Nikki's. I've mentioned Nikki's before. This gem is located at 8th and Indiana and has been serving awesome, authentic Mexican tacos, tortas, and burritos for years. The food is great, but step inside the grocery store and prepare to stock up on all those authentic little ingredients you need to cook some great food at home. For instance, need some epazote to simmer in a pot of black beans and pork? No problem- you just need to decide what variety you need. Need dried peppers? Ancho? Pasilla? Guajillo? Chipotle? All there. How about good tortillas? Queso fresco? Crema? Reliably ripe avocados? Si, si, si, and si. Need a beef head to make barbacoa for the neighborhood block party? What the what? Yeah, there just might be one in the meat case-- along with really good pork, pre-seasoned beef, chicken, or pork for fajitas, all sorts of short ribs and other cuts that will amaze you. The prices are great and the quality is outstanding.
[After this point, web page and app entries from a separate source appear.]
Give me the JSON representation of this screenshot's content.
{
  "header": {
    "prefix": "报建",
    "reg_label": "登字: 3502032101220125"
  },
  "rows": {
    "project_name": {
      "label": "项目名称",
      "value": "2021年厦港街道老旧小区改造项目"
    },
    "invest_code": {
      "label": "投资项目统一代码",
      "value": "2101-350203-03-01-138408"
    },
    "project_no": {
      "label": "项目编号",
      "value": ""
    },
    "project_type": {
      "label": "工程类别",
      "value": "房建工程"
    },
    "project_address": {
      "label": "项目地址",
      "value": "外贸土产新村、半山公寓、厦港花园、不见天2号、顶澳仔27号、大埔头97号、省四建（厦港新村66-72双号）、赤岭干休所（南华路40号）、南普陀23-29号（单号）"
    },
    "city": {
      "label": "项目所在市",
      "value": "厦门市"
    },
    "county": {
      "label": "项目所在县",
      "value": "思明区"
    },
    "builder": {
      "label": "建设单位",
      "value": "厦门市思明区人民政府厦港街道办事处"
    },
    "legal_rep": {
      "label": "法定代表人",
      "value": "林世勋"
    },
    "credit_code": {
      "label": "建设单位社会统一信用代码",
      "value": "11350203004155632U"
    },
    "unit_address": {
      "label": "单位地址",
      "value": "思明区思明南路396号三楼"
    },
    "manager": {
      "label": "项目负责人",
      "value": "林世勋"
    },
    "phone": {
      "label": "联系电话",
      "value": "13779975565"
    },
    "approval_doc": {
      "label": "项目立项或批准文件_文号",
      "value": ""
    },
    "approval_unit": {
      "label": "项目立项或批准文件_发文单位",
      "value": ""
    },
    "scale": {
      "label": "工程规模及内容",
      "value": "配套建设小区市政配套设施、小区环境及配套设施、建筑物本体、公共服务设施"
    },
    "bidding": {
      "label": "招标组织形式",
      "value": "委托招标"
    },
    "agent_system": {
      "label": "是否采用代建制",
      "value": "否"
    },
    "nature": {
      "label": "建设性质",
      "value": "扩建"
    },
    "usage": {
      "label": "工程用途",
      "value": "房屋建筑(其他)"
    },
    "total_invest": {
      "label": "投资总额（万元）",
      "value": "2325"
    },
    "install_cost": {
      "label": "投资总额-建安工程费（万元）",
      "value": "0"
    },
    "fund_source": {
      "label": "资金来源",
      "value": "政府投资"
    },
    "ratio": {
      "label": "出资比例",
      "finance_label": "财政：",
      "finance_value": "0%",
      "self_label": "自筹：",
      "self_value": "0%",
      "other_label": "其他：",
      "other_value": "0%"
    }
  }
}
New Asian Store on East 10th. I'm sure it has a name, but I didn't catch it. It's at East 10th and Omaha, right next to where the old Pizza Inn/new Popeye's Chicken is going. I stopped in there because I was on a quest for Thai Bird Peppers- the very small, insanely spicy red peppers to make a dipping sauce for some chicken. The sign said Asian Seafood and Produce, so I figured this was a good bet. Beautiful little store. Clean and well organized. No fresh peppers on this occasion, but I asked for help and was handed a package of frozen peppers. Boom! While I was at it, I picked up some curry paste and some rice noodles to add to my collection at home. Apparently, I feel compelled to pick those up every time I leave the house.

Thanh Mai. This is the Asian grocery on Rice Street. It's practically in the Morrell's parking lot. Hands down, this is one of the most far out crazy places to visit in Sioux Falls. It's small, the aisles are narrow, and the shelves are bursting with all sorts of things. It's organized, but it will take you several trips to get the hang of it and to locate some of the hidden gems. If you need dark soy sauce, kecap manis, thick soy, mushroom soy, or just want a gallon of regular Pearl River Bridge soy sauce, this is the place. Been missing out on duck flavored ramen noodles? No problem. Korean fermented pepper paste? Yup. Need a pot and basket to cook sticky rice? It's there. Thanh Mai is also my go to place for esoteric Asian vegetables. I honestly cannot identify a lot of what's there. If you really want to blow your mind, go explore the freezers. You'll find things like bags of pre-made pot sticker dumplings and some frozen fish. But I have also made note of the following: an entire pig skin, a tray of frozen duck heads, frozen frogs (not legs, whole frogs), and the prevailing champion (thus far) a package of four, whole, immaculately packaged and vacuum sealed frozen giant water bugs. They were labeled "Bait for Fish." Yeah, I have some doubts. You might also note a box full of fresh fish heads or maybe even some live blue crabs. Don't touch those.

Fareway at 41st and Sycamore. Yeaaaahhhh! The new Faraway store is open. And, I must say it is NICE! Very nice layout and a very nice store. You won't find the bells and whistles like you do at Hy Vee, but these guys have a great selection of all sorts of things. However, the real reason to go is the meat counter. Staffed by a small army of flying monkeys, it's all fresh out of the case, old school butcher service. It's fresh, good, and priced nicely. And chances are, if you need something a tad out of the norm, like skirt steak, just ask. They probably have some. It might be frozen, but you'll likely get what you need.

Start searching the inter webs for cool recipes, make a shopping list, fill your travel mug with coffee, crank up some good tunes, and go explore the awesome ingredients available in the little grocery stores around town. You'll be much richer for the experience and the efforts are well worth it.